Another way to shift your mindset is to improve your current perspective. Gratitude reignites the passion for anything in life. Even if it’s only five minutes, set time aside to focus on what you are most thankful for about your job. Put pen to paper, record a voice note or email yourself the aspects you appreciate most. When you’re feeling uninspired, this exercise can seem difficult but all the more reason to put a list together. Your job likely allows you many luxuries and, even if you aren’t enjoying a current assignment, adaptability will further your career.

We also suggest connecting with others who work in your field. If you’re not feeling inspired, seek inspiring people. From conferences and industry events to Facebook groups and meetups, there are many opportunities to unite with others. Plenty of options exist for creating contacts in person, online, or both. Whether you work in office or remotely, it’s beneficial to have a support system. Speaking to an impassioned associate in your field can be a reminder of why you started working in the first place.

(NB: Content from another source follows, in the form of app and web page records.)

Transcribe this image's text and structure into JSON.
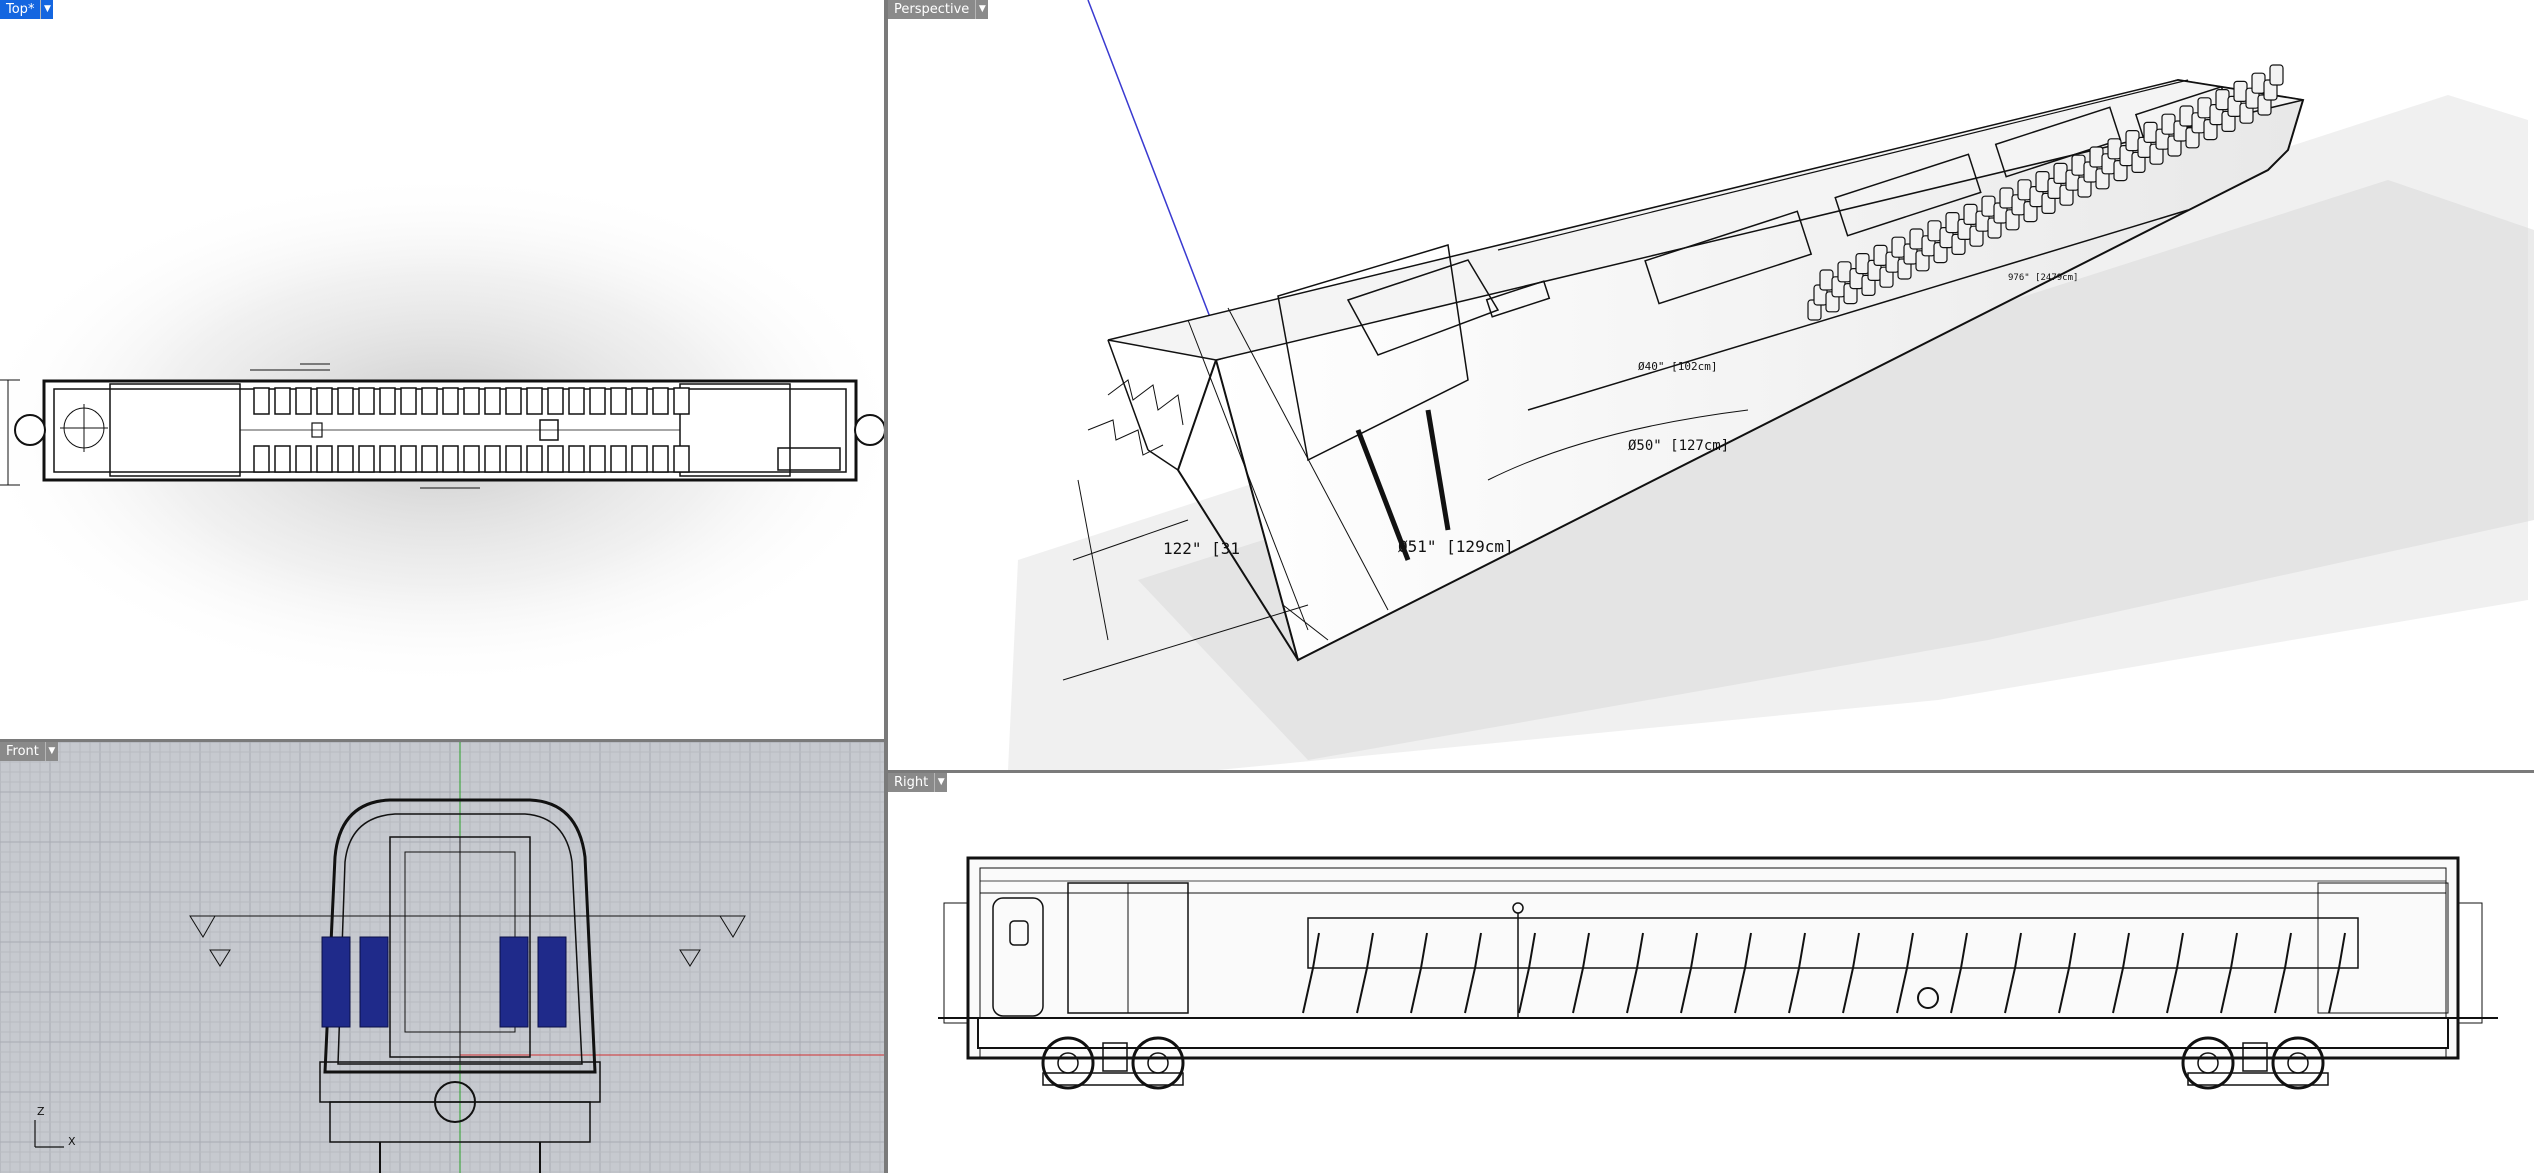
{
  "viewports": {
    "top": {
      "label": "Top*"
    },
    "perspective": {
      "label": "Perspective"
    },
    "front": {
      "label": "Front"
    },
    "right": {
      "label": "Right"
    }
  },
  "dropdown_icon": "chevron-down-icon",
  "dimensions": {
    "perspective_1": "Ø51\" [129cm]",
    "perspective_2": "Ø50\" [127cm]",
    "perspective_3": "Ø40\" [102cm]",
    "perspective_4": "122\" [31",
    "perspective_5": "976\" [2479cm]"
  },
  "axis_labels": {
    "z": "Z",
    "x": "X"
  },
  "colors": {
    "active_tab": "#1466e0",
    "inactive_tab": "#8a8a8a",
    "seat_blue": "#1f2a8a",
    "front_bg": "#c6c9cf"
  }
}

The ten-time NCAA championship coach, John Wooden, used to say “Little things make big things happen.” These tips are simple yet powerful and the positive results will speak for themselves.

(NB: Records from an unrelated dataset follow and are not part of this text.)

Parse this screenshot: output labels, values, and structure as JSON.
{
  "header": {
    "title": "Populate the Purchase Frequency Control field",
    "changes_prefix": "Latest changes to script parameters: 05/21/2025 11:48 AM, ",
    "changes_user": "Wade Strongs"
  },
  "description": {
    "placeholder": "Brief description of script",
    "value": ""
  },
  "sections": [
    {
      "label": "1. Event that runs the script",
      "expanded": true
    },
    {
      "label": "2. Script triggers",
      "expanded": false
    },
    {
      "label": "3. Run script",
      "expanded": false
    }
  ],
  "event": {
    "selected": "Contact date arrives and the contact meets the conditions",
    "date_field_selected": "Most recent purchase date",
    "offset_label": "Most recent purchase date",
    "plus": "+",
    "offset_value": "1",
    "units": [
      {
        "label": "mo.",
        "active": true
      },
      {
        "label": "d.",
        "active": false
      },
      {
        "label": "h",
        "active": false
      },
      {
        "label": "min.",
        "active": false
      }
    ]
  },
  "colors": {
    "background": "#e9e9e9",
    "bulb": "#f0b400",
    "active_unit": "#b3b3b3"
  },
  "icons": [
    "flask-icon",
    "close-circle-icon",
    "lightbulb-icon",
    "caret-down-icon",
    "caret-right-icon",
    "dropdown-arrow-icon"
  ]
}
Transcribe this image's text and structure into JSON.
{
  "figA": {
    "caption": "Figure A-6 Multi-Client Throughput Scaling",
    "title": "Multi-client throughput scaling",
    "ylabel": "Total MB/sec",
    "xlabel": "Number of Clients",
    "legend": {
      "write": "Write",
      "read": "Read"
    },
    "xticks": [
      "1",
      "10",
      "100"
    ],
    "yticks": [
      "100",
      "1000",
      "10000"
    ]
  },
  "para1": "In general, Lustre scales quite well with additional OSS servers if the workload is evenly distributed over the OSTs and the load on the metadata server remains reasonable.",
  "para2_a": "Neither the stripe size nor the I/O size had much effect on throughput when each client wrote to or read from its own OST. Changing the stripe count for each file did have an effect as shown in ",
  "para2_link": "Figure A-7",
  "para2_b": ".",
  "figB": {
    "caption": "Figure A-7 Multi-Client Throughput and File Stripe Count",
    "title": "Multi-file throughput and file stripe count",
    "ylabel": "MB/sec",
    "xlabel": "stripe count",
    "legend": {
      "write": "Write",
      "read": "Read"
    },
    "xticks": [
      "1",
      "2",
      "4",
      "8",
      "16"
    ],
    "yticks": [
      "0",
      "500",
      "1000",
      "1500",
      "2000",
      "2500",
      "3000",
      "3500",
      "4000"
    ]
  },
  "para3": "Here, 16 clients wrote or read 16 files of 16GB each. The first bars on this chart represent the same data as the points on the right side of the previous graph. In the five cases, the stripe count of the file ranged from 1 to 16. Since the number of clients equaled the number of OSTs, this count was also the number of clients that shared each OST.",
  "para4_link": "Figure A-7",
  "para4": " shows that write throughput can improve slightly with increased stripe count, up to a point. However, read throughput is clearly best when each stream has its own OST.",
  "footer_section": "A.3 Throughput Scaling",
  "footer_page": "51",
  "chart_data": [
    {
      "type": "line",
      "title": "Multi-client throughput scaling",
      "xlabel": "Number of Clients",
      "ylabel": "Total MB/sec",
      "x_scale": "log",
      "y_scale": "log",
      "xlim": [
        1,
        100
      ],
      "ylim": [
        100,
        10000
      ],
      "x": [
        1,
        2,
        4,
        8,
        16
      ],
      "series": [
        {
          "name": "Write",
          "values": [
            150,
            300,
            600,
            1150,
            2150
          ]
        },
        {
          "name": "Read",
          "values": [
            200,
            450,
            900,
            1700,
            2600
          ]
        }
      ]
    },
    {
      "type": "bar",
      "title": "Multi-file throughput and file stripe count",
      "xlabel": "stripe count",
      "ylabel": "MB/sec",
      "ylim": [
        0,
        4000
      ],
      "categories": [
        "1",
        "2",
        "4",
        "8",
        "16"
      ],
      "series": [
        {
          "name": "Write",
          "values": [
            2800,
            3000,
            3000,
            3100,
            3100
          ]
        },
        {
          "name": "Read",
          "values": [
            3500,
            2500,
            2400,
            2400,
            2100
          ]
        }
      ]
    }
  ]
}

Morning Jolt: The Pros and Cons of Coffee Addiction

I love coffee. I can’t hide it. My daily obsession started back in college: staying up late, hammering out English papers up against pressing deadlines, trying to keep my eyes open as I studied for exams. For the longest time I hated the smell of it. Growing up I never understood my grandmother’s fondness for Folgers every morning and iced mocha drinks at Starbucks and the Border’s café.

Continue reading → Morning Jolt: The Pros and Cons of Coffee Addiction

Whistle While You Work

One of the most challenging obstacles in the working world is procrastination. Meeting deadlines and assisting co-workers with daily projects can normally help obliterate any spells of lassitude or laziness, but sometimes getting started on a project—or just knowing where to begin in the first place—can be the toughest part (three to five cups of coffee every morning can supply an extra dose of adrenalized motivation, or just an onslaught of heartburn). Establishing everyday routines and communication with colleagues are both useful ways of finding a diligent groove, but in my years of partaking in this great big nine-to-five experiment, I’ve found that the best expediter to those slow-moving, languid mornings is music.

Continue reading → Whistle While You Work

How to Effectively Work from Home Without Becoming a Hermit

“How do you get any work done?” and “Don’t you get lonely?” are the first questions I’m asked after telling anyone that I work remotely. Telecommuters actually tend to be 15-55% more productive according to Global Workplace Analytics. And, of course, there are many other benefits to working from home: my morning commute is 10 seconds, my work attire primarily consists of sweatshirts and yoga pants, and I have access to a fully stocked kitchen (my growing waistline suggests this may be a con). However, it’s not all freedom and guiltless snacking, it can be lonely and requires a lot of discipline. Not everyone is hardwired to do it.
Continue reading → How to Effectively Work from Home Without Becoming a Hermit